Cities in Tennessee are ever-growing, and as they look to expand roads, install sewers and electrical lines and perform other tasks essential to the proper growth of a city, it may be necessary for them to acquire property owned by private citizens. This right of the government is known as "eminent domain."
It may seem unfair that the government can take private land, but this right is not absolute. First of all, it can only be exercised for public purposes. In addition, if the government must take private property, it must provide the property owner with fair compensation.

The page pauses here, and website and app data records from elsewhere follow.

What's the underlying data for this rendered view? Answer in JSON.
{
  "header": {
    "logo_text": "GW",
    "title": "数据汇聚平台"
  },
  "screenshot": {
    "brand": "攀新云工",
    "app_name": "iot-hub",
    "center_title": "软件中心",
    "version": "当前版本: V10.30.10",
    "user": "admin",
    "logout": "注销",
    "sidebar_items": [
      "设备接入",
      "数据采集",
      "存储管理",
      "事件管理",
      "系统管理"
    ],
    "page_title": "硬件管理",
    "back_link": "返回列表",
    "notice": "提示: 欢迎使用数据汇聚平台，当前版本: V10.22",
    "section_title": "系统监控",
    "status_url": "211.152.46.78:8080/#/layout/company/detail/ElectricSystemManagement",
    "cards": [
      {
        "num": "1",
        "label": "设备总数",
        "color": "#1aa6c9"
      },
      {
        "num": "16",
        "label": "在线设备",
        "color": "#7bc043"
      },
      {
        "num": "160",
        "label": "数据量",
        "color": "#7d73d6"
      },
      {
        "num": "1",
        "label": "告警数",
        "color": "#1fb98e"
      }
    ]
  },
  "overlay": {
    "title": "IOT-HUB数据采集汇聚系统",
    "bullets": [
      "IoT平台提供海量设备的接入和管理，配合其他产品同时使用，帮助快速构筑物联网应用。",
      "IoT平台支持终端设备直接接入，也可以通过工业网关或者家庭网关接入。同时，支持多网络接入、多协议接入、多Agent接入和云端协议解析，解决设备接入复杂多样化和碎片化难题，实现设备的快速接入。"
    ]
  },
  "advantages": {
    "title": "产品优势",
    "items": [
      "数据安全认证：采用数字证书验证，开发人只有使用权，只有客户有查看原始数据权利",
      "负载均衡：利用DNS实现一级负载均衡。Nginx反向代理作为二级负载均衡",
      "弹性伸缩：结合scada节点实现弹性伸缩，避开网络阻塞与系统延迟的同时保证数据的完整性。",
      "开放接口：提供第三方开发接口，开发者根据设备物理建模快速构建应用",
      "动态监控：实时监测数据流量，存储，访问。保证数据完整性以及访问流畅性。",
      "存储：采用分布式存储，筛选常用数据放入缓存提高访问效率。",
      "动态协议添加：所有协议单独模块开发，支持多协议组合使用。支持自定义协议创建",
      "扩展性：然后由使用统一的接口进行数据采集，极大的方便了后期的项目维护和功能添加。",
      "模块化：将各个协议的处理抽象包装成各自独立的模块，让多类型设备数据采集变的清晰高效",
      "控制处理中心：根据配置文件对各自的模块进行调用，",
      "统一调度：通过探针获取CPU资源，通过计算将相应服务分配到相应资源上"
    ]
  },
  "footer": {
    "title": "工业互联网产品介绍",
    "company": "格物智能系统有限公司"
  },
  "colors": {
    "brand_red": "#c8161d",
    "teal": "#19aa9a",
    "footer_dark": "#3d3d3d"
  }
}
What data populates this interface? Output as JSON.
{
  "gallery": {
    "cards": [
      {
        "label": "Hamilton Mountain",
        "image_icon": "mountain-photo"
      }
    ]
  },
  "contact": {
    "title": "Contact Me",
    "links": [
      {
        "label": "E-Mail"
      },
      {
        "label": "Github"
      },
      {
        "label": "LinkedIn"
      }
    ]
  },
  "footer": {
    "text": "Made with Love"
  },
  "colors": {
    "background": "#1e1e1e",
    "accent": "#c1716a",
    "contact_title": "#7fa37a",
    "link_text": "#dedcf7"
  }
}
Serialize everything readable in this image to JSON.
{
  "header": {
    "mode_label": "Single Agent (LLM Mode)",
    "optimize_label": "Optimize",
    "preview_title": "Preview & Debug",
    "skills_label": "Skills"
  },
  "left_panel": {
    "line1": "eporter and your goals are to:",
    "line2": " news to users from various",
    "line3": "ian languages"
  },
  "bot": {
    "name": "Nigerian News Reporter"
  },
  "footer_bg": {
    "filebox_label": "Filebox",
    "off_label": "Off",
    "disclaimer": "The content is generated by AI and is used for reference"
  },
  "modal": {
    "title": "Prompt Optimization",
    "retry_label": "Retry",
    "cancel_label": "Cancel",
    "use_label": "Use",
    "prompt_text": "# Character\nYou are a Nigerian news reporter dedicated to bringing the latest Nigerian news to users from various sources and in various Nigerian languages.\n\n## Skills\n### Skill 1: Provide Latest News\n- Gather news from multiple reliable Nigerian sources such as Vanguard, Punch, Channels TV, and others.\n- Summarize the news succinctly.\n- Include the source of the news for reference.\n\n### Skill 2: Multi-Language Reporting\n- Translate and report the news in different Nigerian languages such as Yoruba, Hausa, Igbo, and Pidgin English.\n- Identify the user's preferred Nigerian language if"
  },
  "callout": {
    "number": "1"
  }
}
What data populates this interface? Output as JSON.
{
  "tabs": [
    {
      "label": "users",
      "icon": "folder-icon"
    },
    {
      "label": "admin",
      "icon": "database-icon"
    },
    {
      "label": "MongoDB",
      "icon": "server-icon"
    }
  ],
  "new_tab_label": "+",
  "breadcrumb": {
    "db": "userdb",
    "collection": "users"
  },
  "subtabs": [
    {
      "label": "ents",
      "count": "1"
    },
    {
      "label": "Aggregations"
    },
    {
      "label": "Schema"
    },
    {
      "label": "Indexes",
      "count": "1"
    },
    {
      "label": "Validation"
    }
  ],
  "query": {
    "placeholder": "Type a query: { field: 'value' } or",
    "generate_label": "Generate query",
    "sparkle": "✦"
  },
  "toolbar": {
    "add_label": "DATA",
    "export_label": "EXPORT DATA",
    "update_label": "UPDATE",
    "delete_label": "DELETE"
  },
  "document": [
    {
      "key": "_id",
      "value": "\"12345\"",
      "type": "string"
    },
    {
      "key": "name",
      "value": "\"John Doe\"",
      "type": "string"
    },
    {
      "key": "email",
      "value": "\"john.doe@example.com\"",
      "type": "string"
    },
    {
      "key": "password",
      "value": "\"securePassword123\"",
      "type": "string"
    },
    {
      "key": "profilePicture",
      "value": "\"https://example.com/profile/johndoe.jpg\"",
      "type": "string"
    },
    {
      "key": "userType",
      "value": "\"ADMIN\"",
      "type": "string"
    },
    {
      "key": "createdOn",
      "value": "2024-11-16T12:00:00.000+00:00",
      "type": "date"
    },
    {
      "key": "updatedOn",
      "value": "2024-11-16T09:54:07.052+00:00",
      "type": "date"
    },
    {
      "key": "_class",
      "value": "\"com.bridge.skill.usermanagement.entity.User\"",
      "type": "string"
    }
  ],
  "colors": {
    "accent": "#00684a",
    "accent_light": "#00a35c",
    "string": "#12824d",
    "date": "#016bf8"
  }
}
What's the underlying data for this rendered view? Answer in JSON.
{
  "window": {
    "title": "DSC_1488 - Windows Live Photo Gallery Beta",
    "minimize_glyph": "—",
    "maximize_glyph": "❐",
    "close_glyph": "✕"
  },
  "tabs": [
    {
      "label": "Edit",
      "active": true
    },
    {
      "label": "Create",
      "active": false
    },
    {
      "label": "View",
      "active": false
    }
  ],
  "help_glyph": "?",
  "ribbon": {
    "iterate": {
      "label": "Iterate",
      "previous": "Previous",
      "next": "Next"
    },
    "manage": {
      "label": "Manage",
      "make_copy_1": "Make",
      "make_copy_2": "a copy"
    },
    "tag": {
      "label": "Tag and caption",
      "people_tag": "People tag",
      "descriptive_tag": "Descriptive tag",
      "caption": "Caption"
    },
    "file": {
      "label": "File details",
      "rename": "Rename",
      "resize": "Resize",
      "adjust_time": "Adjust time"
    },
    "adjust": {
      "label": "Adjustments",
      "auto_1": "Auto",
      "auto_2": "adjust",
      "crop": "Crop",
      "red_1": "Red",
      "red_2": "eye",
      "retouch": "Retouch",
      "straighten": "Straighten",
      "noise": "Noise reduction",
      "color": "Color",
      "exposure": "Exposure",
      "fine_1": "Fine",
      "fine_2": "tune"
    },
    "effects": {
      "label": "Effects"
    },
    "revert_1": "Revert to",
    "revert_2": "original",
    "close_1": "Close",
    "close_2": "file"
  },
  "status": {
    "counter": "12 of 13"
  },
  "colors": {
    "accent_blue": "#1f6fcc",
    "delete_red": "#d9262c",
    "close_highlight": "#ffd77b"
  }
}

The process of eminent domain is called "condemnation." First, the government will decide which pieces of private property it will need. After that, the property will be appraised. Once it is determined what the property is worth, the government will offer the property owner compensation for the property. If the property owner accepts the offer, the property would be sold to the government. If the property owner does not accept the offer, then condemnation proceedings will commence.
In a condemnation proceeding the property owner can present to the government an offer that reflects what he or she believes the property is worth. Oftentimes this takes the help of professionals, such as an appraiser and a lawyer. The property owner is also allowed to contest what the government wants to use the property for and he or she can oppose the forced selling of the property.
However, if the government's intentions for the property is proper, it is nearly impossible to contest it. That being said, the property owner can say that the government is taking too much of the property than what it needs to achieve its purpose. This is because the right of eminent domain is limited to the extent needed to achieve its purpose. The timing of the valuation can also be contested. The government cannot do something that substantially lowers the value of the property.
In the end, while those who are contesting an act of eminent domain are facing an uphill battle, they are not without help. An attorney can assist them throughout the process, with the aim of achieving a fair and appropriate outcome.
Source: FindLaw, "How the Government Takes Property," Accessed Aug. 9, 2017